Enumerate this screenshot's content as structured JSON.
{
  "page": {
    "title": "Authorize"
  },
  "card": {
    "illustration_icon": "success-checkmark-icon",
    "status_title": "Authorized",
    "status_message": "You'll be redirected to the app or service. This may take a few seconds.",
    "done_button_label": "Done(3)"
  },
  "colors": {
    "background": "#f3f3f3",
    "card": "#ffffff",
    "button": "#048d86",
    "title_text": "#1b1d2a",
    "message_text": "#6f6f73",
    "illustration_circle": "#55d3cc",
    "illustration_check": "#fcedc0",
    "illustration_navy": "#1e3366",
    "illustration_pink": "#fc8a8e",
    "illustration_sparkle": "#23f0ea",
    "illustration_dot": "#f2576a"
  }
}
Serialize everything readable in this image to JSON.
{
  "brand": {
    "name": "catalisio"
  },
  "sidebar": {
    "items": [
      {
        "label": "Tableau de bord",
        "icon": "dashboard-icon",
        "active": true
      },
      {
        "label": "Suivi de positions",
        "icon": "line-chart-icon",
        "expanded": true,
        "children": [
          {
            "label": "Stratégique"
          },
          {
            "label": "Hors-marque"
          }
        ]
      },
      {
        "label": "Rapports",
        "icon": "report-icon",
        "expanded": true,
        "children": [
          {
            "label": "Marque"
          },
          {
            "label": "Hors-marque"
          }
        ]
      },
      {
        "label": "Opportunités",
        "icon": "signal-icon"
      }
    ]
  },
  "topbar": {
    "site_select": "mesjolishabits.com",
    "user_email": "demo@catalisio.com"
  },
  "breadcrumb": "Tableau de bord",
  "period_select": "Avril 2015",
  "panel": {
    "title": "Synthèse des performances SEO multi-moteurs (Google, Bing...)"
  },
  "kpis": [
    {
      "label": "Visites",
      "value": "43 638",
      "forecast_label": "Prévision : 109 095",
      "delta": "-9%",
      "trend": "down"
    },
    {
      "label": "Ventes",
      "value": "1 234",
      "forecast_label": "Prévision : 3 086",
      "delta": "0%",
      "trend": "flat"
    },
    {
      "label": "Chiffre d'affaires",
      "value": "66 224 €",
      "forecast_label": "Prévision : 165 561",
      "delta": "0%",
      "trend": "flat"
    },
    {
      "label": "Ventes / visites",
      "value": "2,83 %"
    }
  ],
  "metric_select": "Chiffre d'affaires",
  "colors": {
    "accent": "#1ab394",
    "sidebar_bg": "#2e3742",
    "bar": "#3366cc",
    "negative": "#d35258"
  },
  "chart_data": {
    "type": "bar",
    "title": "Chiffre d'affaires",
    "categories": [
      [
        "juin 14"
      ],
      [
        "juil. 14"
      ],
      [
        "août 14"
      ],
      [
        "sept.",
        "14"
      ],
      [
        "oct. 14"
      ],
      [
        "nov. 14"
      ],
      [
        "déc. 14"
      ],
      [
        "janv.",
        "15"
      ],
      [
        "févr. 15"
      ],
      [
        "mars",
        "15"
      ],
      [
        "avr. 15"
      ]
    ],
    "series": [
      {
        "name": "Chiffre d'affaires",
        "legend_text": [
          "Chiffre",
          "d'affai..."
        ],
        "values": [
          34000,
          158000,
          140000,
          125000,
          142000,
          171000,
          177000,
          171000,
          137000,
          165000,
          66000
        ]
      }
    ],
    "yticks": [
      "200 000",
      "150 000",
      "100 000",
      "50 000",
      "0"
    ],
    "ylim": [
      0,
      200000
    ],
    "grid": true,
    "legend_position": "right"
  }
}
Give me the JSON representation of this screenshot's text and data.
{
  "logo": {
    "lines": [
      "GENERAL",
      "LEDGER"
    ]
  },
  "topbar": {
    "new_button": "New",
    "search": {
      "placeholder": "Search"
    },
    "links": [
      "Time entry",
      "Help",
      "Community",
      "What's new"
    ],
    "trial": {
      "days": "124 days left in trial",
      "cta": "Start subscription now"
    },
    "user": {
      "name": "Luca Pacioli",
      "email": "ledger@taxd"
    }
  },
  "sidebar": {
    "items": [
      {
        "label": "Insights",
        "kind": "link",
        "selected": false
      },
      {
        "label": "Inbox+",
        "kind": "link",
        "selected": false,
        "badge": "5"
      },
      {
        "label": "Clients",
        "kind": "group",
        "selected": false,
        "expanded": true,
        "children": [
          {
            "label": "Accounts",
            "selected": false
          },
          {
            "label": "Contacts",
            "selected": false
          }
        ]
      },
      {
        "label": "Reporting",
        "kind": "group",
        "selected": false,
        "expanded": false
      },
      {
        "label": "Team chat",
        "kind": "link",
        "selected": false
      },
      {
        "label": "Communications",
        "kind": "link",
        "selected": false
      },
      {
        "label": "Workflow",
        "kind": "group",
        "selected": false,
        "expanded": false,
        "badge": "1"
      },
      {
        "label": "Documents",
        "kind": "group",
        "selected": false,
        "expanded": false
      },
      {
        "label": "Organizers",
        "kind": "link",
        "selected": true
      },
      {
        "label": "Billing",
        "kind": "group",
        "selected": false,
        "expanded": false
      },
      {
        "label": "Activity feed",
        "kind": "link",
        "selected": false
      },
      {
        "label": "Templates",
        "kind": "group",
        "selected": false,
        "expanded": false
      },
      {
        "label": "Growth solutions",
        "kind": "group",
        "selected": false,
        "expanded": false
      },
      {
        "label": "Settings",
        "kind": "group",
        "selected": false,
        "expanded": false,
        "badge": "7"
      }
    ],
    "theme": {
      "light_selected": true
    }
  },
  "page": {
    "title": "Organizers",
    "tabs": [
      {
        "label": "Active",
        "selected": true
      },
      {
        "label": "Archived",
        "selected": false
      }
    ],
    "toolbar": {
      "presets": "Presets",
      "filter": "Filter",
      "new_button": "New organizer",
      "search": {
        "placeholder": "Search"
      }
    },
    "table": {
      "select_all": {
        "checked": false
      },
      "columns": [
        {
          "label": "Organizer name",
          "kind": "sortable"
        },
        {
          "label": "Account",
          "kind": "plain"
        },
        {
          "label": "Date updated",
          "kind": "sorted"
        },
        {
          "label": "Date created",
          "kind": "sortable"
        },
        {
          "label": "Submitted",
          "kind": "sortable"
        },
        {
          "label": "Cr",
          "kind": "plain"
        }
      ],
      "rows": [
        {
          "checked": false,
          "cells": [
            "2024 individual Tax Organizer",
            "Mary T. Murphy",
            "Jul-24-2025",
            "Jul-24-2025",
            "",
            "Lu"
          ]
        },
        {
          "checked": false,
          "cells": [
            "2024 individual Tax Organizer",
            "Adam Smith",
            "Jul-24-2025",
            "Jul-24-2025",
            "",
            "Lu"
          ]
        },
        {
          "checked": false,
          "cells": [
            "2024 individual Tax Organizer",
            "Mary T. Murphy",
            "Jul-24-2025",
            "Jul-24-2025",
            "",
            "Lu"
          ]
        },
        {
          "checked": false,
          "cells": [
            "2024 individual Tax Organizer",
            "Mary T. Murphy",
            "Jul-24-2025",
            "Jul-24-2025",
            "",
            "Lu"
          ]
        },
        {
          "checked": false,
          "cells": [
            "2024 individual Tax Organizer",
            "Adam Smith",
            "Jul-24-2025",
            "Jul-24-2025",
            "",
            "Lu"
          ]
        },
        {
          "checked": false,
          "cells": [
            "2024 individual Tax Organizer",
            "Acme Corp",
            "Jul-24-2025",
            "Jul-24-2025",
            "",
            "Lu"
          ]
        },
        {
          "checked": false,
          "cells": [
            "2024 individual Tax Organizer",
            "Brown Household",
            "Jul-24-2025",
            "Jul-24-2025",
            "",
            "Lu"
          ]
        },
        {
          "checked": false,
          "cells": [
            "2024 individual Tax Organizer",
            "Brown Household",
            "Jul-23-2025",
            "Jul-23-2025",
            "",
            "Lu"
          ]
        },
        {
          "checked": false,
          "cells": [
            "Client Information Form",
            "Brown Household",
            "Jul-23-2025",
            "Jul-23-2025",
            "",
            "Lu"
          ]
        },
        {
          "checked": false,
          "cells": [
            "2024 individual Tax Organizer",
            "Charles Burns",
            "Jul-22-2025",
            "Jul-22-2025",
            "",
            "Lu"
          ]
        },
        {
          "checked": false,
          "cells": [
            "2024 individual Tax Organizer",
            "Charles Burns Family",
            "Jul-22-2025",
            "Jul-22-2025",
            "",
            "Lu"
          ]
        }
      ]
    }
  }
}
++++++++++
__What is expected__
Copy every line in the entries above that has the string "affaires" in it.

__Result__
      "label": "Chiffre d'affaires",
  "metric_select": "Chiffre d'affaires",
    "title": "Chiffre d'affaires",
        "name": "Chiffre d'affaires",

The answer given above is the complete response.